Nolina brittoniana

Common Names:
Britton's bear-grass
Growth Habit:
Subshrub, Shrub
CPC Number:
Profile Contributors:
S.K. Maddox
Fully Sponsored

Reference Links

ITIS - Tropicos - USDA Plants - Fish & WildLife

Participating Institutions

The following Participating Institutions are custodians for this species in the CPC National Collection:
Bok Tower Gardens

The conservation of Nolina brittoniana is fully sponsored.
S.K. Maddox contributed to this Plant Profile.


Nolina brittoniana is a perennial herb that is a member of the Agavaceae family. It has the typical agave-like long, stiff leaves in a grass-like clump that rise from a bulbous stem. The youngest leaves are erect while the older leaves (up to 6 feet long, 0.5 inch wide) spread on the ground. The flowering stalk reaches from 3 to 6 feet tall, and is topped with a large, showy cluster of small while flowers. Britton's beargrass flowers from March to May, but fruits, leaves, and growth habit are distinctive all year. Male and female flowers are usually borne on separate plants. Both plants are very conspicuous during flowering. The fruits are a papery, symmetrical, 3-lobed capsule, persisting through the summer (FNAI 2000).

This species may be mistaken for Nolina atopocarpa, which is a related species that may occur in the same area as Nolina brittoniana.
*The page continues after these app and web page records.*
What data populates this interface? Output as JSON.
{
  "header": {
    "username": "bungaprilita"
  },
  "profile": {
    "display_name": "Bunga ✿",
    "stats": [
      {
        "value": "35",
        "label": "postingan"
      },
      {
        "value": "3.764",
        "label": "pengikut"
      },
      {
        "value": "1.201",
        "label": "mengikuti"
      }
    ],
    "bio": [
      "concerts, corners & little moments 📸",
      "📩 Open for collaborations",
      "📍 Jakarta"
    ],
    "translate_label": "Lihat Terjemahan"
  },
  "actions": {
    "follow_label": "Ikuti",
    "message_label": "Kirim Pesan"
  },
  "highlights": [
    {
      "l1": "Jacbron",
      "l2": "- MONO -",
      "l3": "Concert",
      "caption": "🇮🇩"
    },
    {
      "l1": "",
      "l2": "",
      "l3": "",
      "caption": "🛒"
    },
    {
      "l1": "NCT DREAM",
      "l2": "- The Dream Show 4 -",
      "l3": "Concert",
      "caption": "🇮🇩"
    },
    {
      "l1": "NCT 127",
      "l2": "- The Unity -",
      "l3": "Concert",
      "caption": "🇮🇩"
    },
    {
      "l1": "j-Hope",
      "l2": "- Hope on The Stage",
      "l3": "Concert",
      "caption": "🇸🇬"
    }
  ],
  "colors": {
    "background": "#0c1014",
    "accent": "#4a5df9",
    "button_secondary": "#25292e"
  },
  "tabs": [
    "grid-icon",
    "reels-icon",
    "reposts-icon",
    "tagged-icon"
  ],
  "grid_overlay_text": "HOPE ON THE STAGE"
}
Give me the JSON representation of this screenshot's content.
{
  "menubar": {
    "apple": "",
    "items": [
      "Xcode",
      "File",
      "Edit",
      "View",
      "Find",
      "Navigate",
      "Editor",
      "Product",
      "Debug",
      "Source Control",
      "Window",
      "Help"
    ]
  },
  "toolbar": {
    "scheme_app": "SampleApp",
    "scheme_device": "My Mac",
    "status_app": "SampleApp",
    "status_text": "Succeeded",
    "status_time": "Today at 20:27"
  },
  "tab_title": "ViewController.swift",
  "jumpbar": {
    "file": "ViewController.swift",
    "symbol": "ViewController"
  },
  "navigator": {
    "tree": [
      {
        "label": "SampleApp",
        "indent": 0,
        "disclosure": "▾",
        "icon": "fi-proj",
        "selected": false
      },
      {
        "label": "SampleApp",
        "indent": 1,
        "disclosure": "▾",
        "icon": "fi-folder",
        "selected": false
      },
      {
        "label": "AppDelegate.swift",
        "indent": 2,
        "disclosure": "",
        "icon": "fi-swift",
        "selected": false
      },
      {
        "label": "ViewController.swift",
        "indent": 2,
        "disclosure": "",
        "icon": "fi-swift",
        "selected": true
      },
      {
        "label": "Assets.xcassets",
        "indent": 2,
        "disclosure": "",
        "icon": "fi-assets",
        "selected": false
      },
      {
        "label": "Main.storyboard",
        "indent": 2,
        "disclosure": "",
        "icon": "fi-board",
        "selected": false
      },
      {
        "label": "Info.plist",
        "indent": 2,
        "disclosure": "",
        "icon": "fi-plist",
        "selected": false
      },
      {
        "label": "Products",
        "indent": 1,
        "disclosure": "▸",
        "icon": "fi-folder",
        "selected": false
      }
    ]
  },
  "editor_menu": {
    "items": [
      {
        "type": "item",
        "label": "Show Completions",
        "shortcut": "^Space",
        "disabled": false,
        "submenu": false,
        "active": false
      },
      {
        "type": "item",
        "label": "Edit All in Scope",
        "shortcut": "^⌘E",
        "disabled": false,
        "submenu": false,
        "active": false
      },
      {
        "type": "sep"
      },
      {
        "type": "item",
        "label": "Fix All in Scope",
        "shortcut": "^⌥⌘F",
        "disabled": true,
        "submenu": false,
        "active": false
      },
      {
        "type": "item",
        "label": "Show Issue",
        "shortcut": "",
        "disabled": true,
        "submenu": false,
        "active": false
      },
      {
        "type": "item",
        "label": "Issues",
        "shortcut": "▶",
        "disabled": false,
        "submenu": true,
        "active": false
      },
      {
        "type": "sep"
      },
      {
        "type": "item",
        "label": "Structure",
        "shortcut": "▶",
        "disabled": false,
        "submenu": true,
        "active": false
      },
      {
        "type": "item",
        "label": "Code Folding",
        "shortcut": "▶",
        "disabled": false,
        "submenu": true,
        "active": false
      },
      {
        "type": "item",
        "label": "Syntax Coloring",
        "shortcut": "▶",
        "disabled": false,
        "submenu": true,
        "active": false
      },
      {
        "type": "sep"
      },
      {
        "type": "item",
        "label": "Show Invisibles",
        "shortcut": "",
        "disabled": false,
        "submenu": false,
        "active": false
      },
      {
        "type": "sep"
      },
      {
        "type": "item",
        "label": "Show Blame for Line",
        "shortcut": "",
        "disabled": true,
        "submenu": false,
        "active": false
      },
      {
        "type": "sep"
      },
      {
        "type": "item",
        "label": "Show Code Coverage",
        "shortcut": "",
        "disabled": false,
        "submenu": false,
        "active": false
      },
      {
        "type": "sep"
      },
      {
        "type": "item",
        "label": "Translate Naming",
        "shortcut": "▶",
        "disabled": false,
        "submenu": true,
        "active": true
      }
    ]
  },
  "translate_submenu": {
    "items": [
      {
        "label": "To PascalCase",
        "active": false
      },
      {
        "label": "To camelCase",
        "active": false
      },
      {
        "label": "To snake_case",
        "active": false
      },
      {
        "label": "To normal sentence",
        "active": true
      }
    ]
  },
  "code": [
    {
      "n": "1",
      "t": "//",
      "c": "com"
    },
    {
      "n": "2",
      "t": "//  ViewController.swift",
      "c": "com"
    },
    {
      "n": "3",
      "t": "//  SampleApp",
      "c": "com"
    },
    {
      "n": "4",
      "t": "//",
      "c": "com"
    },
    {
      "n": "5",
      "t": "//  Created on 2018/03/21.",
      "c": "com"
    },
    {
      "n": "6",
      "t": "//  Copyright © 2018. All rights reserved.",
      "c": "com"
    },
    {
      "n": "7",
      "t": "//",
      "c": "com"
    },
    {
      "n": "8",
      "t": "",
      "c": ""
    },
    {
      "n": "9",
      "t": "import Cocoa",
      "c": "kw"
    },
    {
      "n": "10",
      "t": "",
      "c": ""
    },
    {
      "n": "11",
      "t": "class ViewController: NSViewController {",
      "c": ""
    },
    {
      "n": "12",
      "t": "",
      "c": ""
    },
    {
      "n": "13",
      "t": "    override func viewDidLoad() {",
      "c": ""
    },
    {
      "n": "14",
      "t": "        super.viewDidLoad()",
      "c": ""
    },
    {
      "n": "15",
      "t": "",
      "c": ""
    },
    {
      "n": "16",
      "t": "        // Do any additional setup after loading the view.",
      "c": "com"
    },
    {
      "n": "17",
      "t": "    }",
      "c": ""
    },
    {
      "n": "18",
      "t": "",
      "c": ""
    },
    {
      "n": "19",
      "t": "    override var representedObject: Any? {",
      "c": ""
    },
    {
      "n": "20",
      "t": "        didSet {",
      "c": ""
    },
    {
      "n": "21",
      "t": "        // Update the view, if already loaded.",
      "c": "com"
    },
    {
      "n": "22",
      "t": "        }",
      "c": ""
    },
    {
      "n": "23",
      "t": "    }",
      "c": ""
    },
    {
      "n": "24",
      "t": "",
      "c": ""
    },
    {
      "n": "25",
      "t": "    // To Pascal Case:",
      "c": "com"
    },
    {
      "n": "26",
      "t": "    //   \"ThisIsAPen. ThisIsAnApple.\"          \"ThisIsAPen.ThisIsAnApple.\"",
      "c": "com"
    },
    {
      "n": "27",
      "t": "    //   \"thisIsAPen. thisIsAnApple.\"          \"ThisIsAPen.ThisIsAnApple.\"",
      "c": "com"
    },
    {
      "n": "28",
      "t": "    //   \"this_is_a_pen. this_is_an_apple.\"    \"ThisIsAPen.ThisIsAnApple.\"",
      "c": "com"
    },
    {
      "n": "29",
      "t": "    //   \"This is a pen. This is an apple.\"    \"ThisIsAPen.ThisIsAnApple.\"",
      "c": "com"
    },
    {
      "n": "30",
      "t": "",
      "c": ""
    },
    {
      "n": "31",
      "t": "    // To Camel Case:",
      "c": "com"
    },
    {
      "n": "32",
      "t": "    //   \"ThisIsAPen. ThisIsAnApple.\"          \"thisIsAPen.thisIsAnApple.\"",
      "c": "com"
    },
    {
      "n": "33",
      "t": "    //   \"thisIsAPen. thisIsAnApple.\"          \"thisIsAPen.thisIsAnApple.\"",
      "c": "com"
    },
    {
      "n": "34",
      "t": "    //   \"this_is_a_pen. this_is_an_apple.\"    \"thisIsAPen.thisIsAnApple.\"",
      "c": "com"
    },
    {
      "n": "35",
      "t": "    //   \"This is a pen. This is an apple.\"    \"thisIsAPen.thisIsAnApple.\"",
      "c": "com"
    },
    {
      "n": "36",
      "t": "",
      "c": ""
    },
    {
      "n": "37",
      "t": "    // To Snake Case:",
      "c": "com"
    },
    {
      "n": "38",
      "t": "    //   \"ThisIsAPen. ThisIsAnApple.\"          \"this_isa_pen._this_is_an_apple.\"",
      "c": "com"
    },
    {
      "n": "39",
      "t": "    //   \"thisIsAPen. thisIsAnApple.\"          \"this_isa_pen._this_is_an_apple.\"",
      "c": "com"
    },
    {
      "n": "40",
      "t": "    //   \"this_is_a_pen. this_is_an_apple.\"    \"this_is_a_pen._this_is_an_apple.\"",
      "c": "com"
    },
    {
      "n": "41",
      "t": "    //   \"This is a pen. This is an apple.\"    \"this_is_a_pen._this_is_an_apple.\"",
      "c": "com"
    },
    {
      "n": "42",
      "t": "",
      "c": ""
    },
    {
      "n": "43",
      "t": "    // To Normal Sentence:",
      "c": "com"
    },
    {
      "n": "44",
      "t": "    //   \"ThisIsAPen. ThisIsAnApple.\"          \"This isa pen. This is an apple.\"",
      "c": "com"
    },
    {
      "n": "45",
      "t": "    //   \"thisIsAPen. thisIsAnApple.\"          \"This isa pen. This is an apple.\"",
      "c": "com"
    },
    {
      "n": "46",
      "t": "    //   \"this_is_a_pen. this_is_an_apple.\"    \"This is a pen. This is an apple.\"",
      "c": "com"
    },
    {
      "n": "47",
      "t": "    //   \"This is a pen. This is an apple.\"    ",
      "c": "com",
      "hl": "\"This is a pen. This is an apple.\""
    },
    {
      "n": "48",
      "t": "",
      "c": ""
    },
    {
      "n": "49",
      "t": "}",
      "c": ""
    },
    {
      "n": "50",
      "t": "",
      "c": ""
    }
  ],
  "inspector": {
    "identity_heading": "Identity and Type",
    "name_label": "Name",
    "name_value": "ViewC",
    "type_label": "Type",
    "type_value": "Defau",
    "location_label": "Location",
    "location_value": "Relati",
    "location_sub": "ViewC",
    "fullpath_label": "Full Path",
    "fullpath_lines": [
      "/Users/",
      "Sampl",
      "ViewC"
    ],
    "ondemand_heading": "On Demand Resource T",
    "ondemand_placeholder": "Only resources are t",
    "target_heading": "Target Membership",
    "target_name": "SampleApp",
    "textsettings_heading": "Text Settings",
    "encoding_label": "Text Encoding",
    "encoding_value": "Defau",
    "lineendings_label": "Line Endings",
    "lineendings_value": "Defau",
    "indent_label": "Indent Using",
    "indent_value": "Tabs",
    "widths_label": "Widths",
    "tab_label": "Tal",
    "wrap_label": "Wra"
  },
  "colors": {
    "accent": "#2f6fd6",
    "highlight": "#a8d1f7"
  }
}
The two species can be distinguished from one another by the shorter leaves, green (rather than white) flowers, and asymmetric fruits characteristic of Nolina atopocarpa. (USFWS 1996)

Distribution & Occurrence


Conservation, Ecology & Research